God Is ALWAYS In Control

And the Lord said to Satan, “Have you considered my servant Job, that there is none like him on the earth, a blameless and upright man, who fears God and turns away from evil?” (Job 1:8)

If you are like me, at one time or another you have asked the question, “Why am I going through this (whatever “this” is)?”

Oftentimes, we label the difficulties and/or troubles that we find ourselves in as being something demonic; but what if we looked beyond the obvious and note that it was God that allowed Job’s trouble. Let me be clear, God is not evil, nor does He participate in evil, however, God is sovereign (period!) therefore nothing happens without His permission.  Which leads us to our first point, No matter what happens, God is ALWAYS in control.

In the case with Job, It was God that chose Job, not Satan.  Look at how God thought of Job:

  1. My servant
  2. There is none like him on the earth
  3. Blameless and upright
  4. Fears God
  5. Turns away from evil

Wow!  Job was a straight A student in the eyes of God, but note this was God’s report of Job, not Job of himself.  We do ourselves a disservice when we judge ourselves as being upright before God, that’s called self-righteousness.  God was pleased so much with (you – oops) Job’s character, that He TRUSTED Job with trouble. What a thought, to think that God finds something in us that is so much like Himself that He trusts us to handle the responsibility of trouble!

Ladies and gentlemen its prime time to change the way we perceive trouble; learn to trust the process. Quit trying to fight your way out of this ordained place for your life!

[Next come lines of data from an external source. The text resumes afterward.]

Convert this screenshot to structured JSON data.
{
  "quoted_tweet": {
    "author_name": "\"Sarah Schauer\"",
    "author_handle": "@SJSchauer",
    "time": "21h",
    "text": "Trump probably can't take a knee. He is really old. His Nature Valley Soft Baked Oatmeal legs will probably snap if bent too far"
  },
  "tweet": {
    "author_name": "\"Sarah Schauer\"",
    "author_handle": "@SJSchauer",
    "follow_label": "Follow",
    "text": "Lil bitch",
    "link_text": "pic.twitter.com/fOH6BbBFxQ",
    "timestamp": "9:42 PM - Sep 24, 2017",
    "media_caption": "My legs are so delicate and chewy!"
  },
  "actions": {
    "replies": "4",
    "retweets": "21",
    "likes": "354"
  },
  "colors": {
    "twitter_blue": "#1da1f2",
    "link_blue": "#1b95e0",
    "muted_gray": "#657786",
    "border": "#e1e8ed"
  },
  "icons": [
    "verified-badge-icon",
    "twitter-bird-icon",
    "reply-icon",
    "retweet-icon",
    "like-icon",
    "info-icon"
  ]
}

Use the trouble of today as a stepping stone towards the greatness of tomorrow! Refuse to let what God thinks about you be wrong!

Blessings,